Dataset rows describing interfaces
******************************

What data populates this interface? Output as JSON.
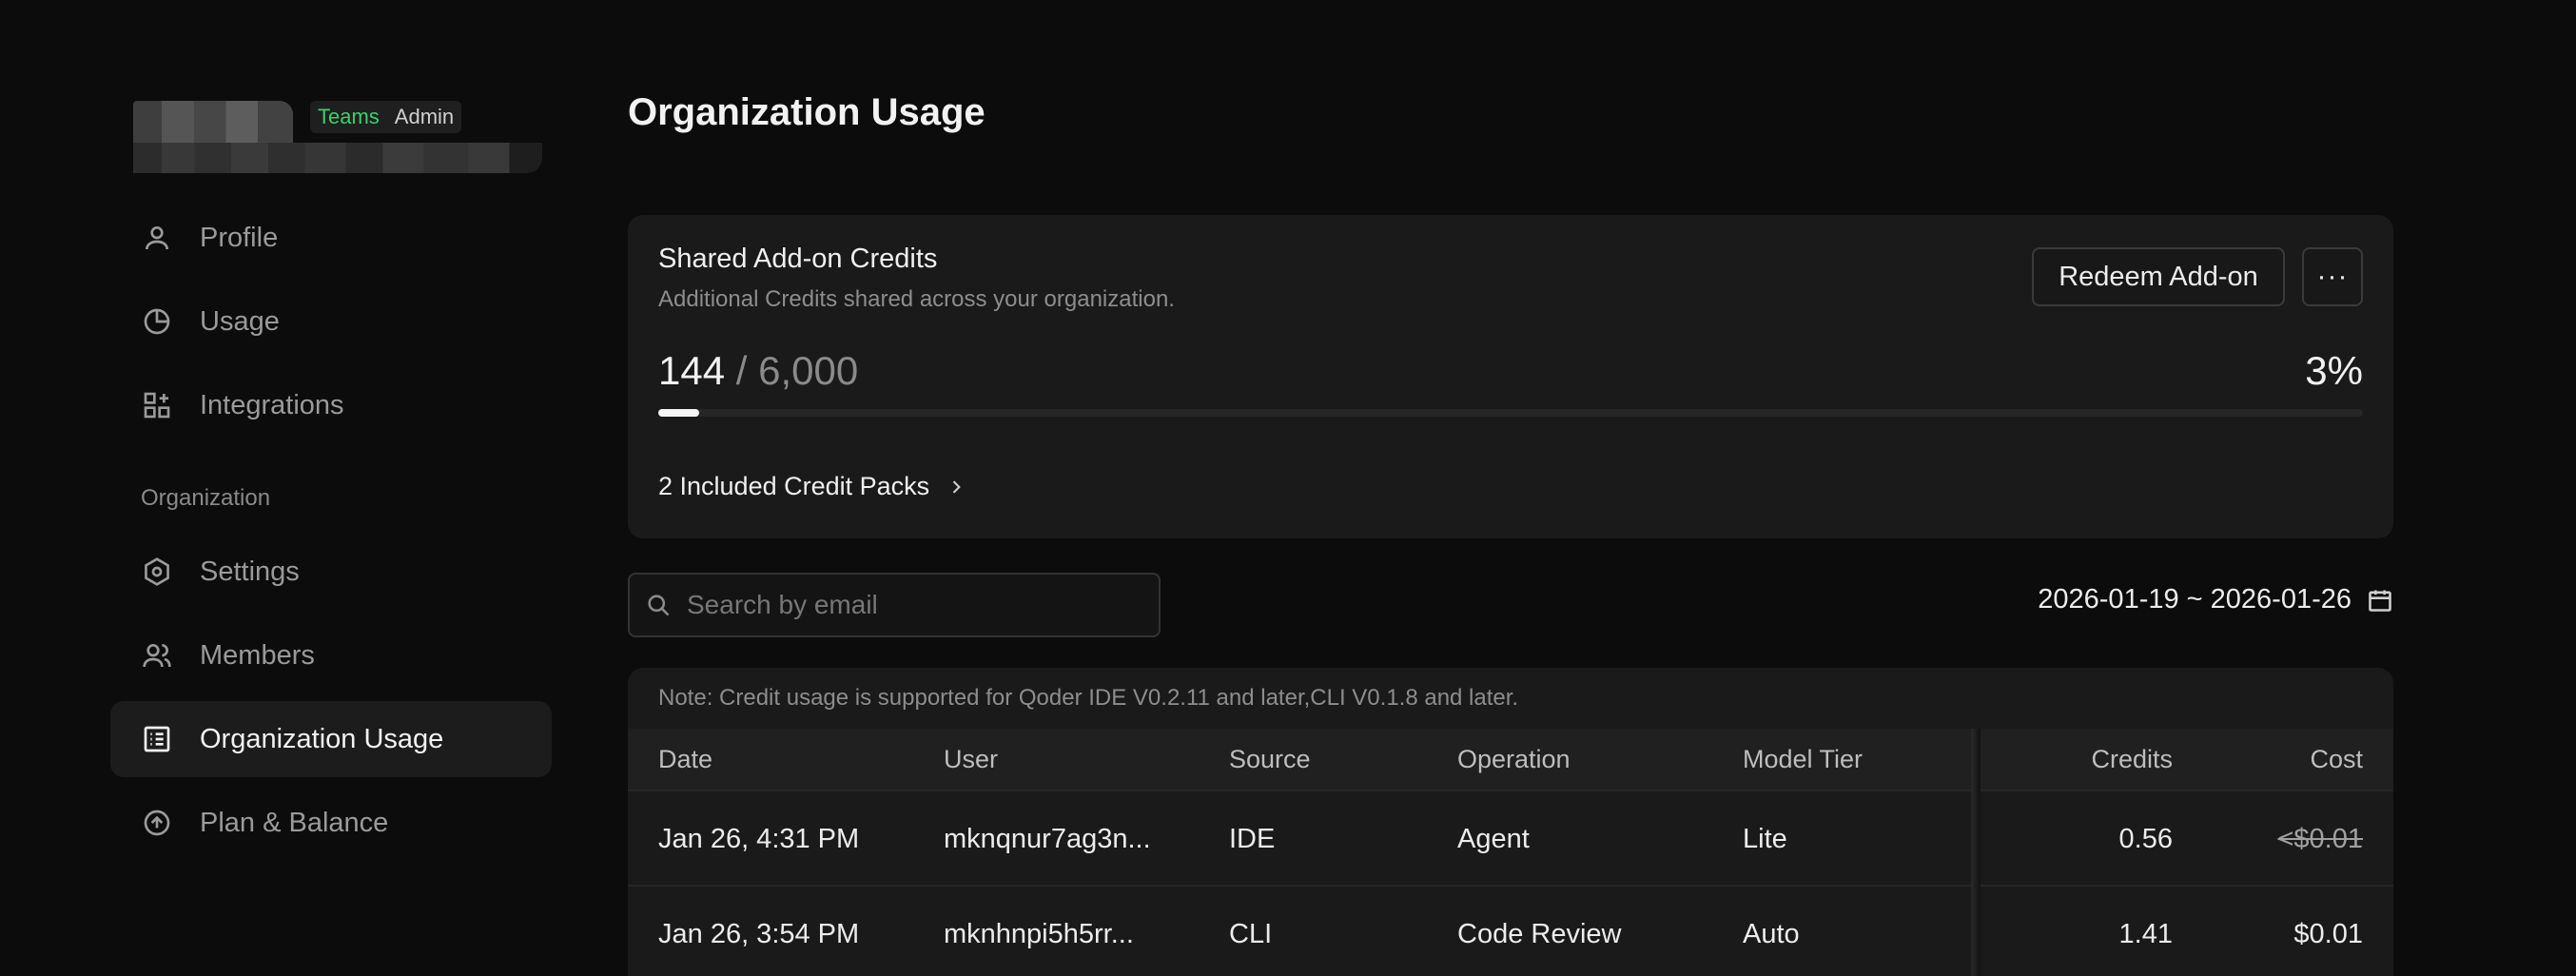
{
  "account": {
    "badge_plan": "Teams",
    "badge_role": "Admin"
  },
  "sidebar": {
    "items": [
      {
        "label": "Profile",
        "icon": "user-icon"
      },
      {
        "label": "Usage",
        "icon": "pie-chart-icon"
      },
      {
        "label": "Integrations",
        "icon": "integrations-icon"
      }
    ],
    "org_section_label": "Organization",
    "org_items": [
      {
        "label": "Settings",
        "icon": "hexagon-settings-icon"
      },
      {
        "label": "Members",
        "icon": "users-icon"
      },
      {
        "label": "Organization Usage",
        "icon": "list-icon",
        "active": true
      },
      {
        "label": "Plan & Balance",
        "icon": "arrow-up-circle-icon"
      }
    ]
  },
  "page": {
    "title": "Organization Usage"
  },
  "credits_card": {
    "title": "Shared Add-on Credits",
    "subtitle": "Additional Credits shared across your organization.",
    "redeem_label": "Redeem Add-on",
    "more_label": "···",
    "used": "144",
    "separator": " / ",
    "total": "6,000",
    "percent": "3%",
    "progress_fraction": 0.024,
    "packs_label": "2 Included Credit Packs"
  },
  "filters": {
    "search_placeholder": "Search by email",
    "date_range": "2026-01-19 ~ 2026-01-26"
  },
  "table": {
    "note": "Note: Credit usage is supported for Qoder IDE V0.2.11 and later,CLI V0.1.8 and later.",
    "headers": {
      "date": "Date",
      "user": "User",
      "source": "Source",
      "operation": "Operation",
      "model_tier": "Model Tier",
      "hidden": "I",
      "credits": "Credits",
      "cost": "Cost"
    },
    "rows": [
      {
        "date": "Jan 26, 4:31 PM",
        "user": "mknqnur7ag3n...",
        "source": "IDE",
        "operation": "Agent",
        "model_tier": "Lite",
        "hidden": "I",
        "credits": "0.56",
        "cost": "<$0.01"
      },
      {
        "date": "Jan 26, 3:54 PM",
        "user": "mknhnpi5h5rr...",
        "source": "CLI",
        "operation": "Code Review",
        "model_tier": "Auto",
        "hidden": "(",
        "credits": "1.41",
        "cost": "$0.01"
      }
    ]
  },
  "colors": {
    "background": "#0c0c0c",
    "card": "#1a1a1a",
    "accent_green": "#3ccf6e"
  }
}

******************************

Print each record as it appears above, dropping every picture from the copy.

Reply:
What data populates this interface? Output as JSON.
{
  "account": {
    "badge_plan": "Teams",
    "badge_role": "Admin"
  },
  "sidebar": {
    "items": [
      {
        "label": "Profile",
        "icon": "user-icon"
      },
      {
        "label": "Usage",
        "icon": "pie-chart-icon"
      },
      {
        "label": "Integrations",
        "icon": "integrations-icon"
      }
    ],
    "org_section_label": "Organization",
    "org_items": [
      {
        "label": "Settings",
        "icon": "hexagon-settings-icon"
      },
      {
        "label": "Members",
        "icon": "users-icon"
      },
      {
        "label": "Organization Usage",
        "icon": "list-icon",
        "active": true
      },
      {
        "label": "Plan & Balance",
        "icon": "arrow-up-circle-icon"
      }
    ]
  },
  "page": {
    "title": "Organization Usage"
  },
  "credits_card": {
    "title": "Shared Add-on Credits",
    "subtitle": "Additional Credits shared across your organization.",
    "redeem_label": "Redeem Add-on",
    "more_label": "···",
    "used": "144",
    "separator": " / ",
    "total": "6,000",
    "percent": "3%",
    "progress_fraction": 0.024,
    "packs_label": "2 Included Credit Packs"
  },
  "filters": {
    "search_placeholder": "Search by email",
    "date_range": "2026-01-19 ~ 2026-01-26"
  },
  "table": {
    "note": "Note: Credit usage is supported for Qoder IDE V0.2.11 and later,CLI V0.1.8 and later.",
    "headers": {
      "date": "Date",
      "user": "User",
      "source": "Source",
      "operation": "Operation",
      "model_tier": "Model Tier",
      "hidden": "I",
      "credits": "Credits",
      "cost": "Cost"
    },
    "rows": [
      {
        "date": "Jan 26, 4:31 PM",
        "user": "mknqnur7ag3n...",
        "source": "IDE",
        "operation": "Agent",
        "model_tier": "Lite",
        "hidden": "I",
        "credits": "0.56",
        "cost": "<$0.01"
      },
      {
        "date": "Jan 26, 3:54 PM",
        "user": "mknhnpi5h5rr...",
        "source": "CLI",
        "operation": "Code Review",
        "model_tier": "Auto",
        "hidden": "(",
        "credits": "1.41",
        "cost": "$0.01"
      }
    ]
  },
  "colors": {
    "background": "#0c0c0c",
    "card": "#1a1a1a",
    "accent_green": "#3ccf6e"
  }
}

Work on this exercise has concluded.